Twenty years ago, Slim Dusty shared these lyrics with us. It was a part of his 100th album release…..’Making songs from what I know”…..He sings.
Making and knowing – a great combination.
As I’m preparing my tax return, it naturally leads me to being reflective on the last time it was submitted. Forget New Years Eve – it’s the start of the financial year that makes me reflect on what I should and shouldn’t be doing.
Since July 2019 I have delivered three public art installations, a long list of community art workshops, received 5 grants and 3 sponsorships. I’ve been on the news and producing a body of work that I’m feeling really good about.
The handmade paper pinwheels second site installation which was erected in December and located at Canoe Point, Tannum Sands is still standing and serving it’s purpose- to release kangaroo grass on site to germinate.

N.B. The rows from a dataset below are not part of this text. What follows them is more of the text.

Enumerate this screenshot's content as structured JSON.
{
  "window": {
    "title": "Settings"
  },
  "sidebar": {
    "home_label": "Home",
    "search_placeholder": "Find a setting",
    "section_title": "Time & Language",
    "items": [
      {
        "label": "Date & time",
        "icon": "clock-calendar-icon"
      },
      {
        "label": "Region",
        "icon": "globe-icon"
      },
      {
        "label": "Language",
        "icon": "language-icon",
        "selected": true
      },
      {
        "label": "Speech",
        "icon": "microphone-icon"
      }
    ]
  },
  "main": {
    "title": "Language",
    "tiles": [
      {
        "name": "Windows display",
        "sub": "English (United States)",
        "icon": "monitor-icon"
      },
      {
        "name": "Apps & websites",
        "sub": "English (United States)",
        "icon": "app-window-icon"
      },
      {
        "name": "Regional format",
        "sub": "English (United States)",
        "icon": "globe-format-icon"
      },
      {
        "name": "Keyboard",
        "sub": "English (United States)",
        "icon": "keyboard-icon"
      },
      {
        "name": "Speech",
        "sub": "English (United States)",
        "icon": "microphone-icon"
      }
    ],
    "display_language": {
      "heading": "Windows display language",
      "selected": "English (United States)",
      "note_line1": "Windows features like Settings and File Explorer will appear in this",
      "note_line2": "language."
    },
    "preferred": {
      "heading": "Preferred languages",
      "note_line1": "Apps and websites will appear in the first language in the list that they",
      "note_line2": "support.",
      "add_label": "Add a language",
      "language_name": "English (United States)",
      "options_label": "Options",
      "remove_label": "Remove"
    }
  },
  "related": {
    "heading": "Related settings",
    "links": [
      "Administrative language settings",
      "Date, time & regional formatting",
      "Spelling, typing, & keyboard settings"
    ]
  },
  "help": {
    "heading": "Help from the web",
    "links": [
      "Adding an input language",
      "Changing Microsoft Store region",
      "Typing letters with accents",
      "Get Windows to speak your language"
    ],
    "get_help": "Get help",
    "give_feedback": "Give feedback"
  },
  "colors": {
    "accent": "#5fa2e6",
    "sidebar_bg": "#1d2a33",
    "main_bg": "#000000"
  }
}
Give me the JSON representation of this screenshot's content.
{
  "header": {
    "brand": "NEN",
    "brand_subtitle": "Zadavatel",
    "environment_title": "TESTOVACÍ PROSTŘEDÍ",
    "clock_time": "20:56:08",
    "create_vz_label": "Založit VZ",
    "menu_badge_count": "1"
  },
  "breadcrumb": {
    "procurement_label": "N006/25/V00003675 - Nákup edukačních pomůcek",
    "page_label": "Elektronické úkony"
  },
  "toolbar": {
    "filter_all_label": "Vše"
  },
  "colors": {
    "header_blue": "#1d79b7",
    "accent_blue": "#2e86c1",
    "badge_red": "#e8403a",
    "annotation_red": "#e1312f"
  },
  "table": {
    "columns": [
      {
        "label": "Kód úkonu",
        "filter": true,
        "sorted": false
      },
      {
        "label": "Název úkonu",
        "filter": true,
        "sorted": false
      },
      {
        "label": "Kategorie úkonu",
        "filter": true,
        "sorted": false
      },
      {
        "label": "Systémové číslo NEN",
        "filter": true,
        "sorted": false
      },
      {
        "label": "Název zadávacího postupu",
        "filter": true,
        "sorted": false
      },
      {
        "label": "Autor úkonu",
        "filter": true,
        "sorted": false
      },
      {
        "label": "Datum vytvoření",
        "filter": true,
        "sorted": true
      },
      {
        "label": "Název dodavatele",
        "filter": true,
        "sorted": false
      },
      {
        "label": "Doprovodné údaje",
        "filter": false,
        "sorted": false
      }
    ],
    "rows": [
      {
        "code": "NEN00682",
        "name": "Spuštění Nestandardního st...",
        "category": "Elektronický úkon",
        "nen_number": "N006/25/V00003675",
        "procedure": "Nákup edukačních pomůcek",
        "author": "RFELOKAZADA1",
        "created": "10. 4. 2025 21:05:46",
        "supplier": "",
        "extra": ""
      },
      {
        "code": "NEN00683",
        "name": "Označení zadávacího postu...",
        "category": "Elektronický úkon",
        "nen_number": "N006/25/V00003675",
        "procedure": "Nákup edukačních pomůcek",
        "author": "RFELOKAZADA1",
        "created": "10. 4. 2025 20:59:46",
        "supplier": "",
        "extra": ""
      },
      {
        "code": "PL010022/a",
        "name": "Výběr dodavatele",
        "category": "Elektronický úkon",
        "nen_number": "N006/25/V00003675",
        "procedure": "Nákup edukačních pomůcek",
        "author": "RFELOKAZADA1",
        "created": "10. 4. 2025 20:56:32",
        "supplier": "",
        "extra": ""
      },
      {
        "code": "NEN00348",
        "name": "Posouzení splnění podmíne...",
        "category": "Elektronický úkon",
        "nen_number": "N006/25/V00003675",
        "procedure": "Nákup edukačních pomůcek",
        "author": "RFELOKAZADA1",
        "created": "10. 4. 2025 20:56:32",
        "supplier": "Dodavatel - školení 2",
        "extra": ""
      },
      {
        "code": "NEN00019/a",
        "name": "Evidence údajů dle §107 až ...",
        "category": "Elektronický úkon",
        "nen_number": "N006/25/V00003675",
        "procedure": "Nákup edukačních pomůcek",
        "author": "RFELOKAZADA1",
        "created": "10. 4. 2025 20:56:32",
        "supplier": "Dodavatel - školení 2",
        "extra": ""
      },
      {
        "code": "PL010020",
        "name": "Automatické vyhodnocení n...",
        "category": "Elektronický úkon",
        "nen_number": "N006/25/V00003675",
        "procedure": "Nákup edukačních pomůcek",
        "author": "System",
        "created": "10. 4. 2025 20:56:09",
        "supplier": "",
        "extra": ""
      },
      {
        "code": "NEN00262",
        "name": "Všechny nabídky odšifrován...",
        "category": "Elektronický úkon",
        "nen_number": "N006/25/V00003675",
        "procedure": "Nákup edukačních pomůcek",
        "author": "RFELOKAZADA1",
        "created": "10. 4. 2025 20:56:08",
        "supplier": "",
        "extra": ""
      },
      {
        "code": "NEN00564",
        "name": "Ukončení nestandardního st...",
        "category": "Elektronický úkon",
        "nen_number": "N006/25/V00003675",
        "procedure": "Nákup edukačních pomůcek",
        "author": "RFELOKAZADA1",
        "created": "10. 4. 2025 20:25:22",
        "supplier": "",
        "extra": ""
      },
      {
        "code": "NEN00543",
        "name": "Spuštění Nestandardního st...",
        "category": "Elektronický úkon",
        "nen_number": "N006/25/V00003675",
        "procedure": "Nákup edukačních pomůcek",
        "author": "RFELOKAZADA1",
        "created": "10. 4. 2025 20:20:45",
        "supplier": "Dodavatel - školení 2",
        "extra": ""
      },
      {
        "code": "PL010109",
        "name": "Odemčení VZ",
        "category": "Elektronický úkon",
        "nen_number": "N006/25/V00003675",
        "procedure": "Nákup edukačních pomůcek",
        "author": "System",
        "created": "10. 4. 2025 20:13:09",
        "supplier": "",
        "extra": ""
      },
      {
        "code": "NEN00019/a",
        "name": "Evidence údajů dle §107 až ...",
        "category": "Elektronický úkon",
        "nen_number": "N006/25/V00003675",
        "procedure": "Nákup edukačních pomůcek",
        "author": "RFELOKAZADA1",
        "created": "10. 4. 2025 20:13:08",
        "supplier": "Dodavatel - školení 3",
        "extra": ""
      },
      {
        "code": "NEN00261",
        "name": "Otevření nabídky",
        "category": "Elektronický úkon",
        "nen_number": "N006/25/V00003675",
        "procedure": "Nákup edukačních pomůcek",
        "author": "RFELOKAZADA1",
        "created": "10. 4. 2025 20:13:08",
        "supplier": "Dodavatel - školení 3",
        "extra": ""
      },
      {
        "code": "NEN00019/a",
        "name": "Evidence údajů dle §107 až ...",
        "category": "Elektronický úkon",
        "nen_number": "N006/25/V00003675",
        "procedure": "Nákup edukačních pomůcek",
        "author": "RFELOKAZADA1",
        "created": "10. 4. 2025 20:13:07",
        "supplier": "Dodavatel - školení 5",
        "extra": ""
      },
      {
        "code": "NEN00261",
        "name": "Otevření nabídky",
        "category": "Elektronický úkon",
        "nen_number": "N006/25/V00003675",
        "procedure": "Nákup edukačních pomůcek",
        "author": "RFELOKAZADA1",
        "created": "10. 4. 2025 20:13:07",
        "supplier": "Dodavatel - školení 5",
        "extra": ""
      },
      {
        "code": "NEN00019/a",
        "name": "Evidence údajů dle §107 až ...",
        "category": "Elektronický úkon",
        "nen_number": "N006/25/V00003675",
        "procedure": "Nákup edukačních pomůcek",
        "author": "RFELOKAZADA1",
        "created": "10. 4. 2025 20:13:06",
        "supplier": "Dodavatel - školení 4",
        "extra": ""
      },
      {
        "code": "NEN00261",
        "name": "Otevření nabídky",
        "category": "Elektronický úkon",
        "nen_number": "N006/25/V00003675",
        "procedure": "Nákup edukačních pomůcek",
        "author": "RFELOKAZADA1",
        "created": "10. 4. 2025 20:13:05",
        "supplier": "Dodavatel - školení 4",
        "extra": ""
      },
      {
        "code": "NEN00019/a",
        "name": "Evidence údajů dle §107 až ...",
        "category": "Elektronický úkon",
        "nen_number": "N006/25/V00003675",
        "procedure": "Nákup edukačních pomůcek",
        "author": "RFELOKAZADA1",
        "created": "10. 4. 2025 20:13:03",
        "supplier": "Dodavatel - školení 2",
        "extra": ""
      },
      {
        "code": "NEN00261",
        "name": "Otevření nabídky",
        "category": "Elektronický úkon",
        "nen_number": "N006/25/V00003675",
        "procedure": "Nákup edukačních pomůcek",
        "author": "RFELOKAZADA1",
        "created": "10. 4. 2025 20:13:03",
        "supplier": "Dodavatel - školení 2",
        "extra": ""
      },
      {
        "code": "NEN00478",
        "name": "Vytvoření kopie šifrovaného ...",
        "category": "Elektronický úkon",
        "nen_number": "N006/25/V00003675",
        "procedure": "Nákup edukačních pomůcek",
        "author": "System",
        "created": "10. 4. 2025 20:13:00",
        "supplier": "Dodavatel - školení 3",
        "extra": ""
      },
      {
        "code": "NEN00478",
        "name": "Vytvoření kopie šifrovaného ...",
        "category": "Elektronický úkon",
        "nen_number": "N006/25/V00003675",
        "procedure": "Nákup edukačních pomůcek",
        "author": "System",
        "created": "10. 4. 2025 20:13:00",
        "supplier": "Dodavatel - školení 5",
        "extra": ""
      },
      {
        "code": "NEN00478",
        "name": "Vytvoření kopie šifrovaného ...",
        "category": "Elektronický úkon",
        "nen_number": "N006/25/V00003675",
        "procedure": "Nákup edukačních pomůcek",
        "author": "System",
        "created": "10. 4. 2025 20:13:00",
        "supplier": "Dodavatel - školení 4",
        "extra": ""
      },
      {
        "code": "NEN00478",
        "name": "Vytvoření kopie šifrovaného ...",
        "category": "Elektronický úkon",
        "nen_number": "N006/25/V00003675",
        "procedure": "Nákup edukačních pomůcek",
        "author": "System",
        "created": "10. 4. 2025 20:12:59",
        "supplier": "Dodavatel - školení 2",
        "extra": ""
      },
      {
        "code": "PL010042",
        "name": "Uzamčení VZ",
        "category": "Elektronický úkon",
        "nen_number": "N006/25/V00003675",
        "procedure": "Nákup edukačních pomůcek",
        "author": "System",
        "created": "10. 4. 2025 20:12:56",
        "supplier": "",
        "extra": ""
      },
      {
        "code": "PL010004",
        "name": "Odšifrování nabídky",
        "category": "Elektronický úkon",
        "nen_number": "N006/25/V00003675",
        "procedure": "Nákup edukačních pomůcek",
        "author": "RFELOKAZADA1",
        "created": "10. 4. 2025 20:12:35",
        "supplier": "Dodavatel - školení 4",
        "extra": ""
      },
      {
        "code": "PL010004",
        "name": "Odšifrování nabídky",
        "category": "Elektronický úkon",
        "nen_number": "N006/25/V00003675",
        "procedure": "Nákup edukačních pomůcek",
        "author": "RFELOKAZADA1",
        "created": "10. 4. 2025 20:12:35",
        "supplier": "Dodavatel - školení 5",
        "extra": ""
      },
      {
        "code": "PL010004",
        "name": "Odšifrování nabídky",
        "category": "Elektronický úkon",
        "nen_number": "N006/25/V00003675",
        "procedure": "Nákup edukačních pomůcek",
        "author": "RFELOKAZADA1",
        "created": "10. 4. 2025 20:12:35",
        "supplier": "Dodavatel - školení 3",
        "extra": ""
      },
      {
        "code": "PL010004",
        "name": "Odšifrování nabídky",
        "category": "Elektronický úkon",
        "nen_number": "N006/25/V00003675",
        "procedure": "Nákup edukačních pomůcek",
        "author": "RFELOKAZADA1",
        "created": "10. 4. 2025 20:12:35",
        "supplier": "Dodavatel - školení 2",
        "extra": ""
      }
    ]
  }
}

It was very much an experiment as nothing had been done like this before in that specific environment and with a decent wet season and another dry Winter, the handmade paper sculptures are still reasonably intact.
In February, the installation at ‘Art-Port’ which is a Public Art Space partnership between myself and Gladstone Airport Corporation saw it’s third community art presentation. This time ‘round it was particularly fitting as it was to celebrate World Community Arts Day on the 17th February. Over the course of 8 months, I delivered many community art workshops in the Gladstone Region where people of all ages and abilities learnt about the basics of making handmade/recycled paper which was then formed into cubes and decorated by the many individuals that took part. 300 cubes came together for the event, with them then becoming free art for people to take with them on their travels. Unfortunately, COVID-19 restrictions lead to the installation and the community arts space to be dismantled and put on hold until further notice.
In between projects, I was awarded a RADF out of round grant for professional development and spent the week in Gympie with Environmental Educator and Artist, Zela Bissett to learn about making botanical paper. This invaluable skill has continued on into recent projects with the Virtual EcoFest and ‘From the Ground Up’ (see recent posts for further information). In between, I have been working tirelessly to seek alternatives In opportunities as Visual and Community Artist while communities and the people within them adjust to the significant changes.
On the horizon is some very exciting conversations with a variety of groups and organisations in the region. I am about to embark on some more professional development, and continue to link in with the many excellent individuals that reside in Central Queensland.
In a couple of months it will have been two years since we have moved here, but it feels like many more. I feel so at home here and the community is just wonderful.
I have a habit of getting nostalgic and also stuck on more challenging times of the past. This time two years ago our son Edgar was very sick and in hospital. Both Mark and I were unhappy in our jobs. We took a huge risk to move here, having never even visited Queensland before. We don’t have any family here – we didn’t know anyone! But it goes to show that sometimes (and I’m aware it’s absolutely sometimes) that risks are worth taking.